Records for processing |
-.-.-

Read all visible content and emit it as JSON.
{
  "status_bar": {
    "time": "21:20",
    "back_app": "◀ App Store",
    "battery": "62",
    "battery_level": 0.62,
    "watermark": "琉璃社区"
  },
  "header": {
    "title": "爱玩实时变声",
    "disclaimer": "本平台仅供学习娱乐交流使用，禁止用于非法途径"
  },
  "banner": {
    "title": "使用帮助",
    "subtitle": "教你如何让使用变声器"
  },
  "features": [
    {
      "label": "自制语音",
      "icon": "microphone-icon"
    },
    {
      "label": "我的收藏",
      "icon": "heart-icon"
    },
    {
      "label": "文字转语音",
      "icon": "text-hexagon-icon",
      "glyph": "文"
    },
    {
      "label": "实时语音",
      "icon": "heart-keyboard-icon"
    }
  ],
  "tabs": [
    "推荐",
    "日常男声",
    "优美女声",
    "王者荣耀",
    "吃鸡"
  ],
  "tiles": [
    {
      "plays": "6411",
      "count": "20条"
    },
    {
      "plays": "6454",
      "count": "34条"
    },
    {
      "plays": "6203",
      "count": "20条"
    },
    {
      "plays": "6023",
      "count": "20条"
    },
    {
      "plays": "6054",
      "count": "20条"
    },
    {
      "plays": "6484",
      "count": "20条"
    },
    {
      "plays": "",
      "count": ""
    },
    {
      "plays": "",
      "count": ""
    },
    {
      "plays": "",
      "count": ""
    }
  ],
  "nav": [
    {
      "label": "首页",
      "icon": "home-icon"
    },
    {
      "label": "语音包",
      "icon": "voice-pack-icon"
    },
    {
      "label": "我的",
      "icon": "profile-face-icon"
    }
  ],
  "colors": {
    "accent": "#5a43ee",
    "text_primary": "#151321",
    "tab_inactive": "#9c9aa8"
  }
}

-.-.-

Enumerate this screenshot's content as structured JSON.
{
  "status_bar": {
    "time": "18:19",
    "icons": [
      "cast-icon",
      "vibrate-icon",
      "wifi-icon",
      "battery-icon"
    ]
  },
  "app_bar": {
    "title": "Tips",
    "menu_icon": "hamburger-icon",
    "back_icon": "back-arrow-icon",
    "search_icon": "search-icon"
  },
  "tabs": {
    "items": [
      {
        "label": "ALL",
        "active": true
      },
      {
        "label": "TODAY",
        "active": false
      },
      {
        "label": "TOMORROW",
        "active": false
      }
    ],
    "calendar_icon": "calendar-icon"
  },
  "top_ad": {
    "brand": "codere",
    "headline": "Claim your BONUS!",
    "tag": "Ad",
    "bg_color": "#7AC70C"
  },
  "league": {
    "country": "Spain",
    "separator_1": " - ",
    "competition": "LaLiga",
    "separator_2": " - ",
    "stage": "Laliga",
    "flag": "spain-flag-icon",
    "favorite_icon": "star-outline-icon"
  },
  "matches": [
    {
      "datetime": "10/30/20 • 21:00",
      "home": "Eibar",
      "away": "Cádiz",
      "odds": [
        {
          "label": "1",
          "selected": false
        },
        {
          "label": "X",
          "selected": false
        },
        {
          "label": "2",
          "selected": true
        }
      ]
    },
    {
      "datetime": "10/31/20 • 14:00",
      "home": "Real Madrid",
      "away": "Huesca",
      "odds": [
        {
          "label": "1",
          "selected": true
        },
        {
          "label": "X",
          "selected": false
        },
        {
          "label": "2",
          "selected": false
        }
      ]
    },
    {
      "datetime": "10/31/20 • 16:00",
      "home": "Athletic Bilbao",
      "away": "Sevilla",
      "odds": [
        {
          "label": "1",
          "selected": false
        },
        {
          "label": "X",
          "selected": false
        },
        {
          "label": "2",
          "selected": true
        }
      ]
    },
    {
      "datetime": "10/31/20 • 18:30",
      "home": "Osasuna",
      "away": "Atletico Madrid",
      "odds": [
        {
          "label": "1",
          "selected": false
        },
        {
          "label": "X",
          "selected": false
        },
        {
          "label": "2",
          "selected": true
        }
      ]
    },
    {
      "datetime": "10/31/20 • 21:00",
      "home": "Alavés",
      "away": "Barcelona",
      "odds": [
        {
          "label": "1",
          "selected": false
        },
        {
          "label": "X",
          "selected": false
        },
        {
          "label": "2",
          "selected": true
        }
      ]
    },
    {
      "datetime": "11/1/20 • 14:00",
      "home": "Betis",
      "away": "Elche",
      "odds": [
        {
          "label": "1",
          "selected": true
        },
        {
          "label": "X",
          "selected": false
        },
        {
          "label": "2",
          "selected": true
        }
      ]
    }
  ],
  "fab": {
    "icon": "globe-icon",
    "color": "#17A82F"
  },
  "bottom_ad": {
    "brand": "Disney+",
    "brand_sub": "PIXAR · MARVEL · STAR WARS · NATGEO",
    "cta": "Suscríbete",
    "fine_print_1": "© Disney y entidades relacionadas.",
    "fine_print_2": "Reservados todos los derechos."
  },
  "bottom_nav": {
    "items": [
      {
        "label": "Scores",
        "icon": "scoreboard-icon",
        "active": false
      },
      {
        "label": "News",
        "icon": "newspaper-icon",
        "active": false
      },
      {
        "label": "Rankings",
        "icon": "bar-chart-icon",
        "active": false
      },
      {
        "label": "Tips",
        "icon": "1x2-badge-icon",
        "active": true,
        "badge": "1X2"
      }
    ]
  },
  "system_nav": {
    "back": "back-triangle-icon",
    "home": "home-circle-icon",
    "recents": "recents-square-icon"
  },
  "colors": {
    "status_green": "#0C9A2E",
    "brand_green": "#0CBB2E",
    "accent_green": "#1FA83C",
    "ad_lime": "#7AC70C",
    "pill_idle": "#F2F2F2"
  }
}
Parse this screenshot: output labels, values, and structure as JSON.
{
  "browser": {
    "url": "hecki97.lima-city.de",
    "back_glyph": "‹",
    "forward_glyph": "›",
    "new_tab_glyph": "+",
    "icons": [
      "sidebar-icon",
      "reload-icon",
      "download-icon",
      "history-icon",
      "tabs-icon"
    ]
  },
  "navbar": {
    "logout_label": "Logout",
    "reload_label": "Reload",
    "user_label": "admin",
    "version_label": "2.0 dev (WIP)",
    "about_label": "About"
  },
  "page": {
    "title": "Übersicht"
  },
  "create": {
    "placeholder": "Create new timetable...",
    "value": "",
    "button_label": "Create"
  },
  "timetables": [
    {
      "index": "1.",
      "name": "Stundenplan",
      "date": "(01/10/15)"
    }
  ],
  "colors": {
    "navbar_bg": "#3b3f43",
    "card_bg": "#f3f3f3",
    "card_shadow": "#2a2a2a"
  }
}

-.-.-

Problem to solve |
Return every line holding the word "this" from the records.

Response box |
Enumerate this screenshot's content as structured JSON.
Parse this screenshot: output labels, values, and structure as JSON.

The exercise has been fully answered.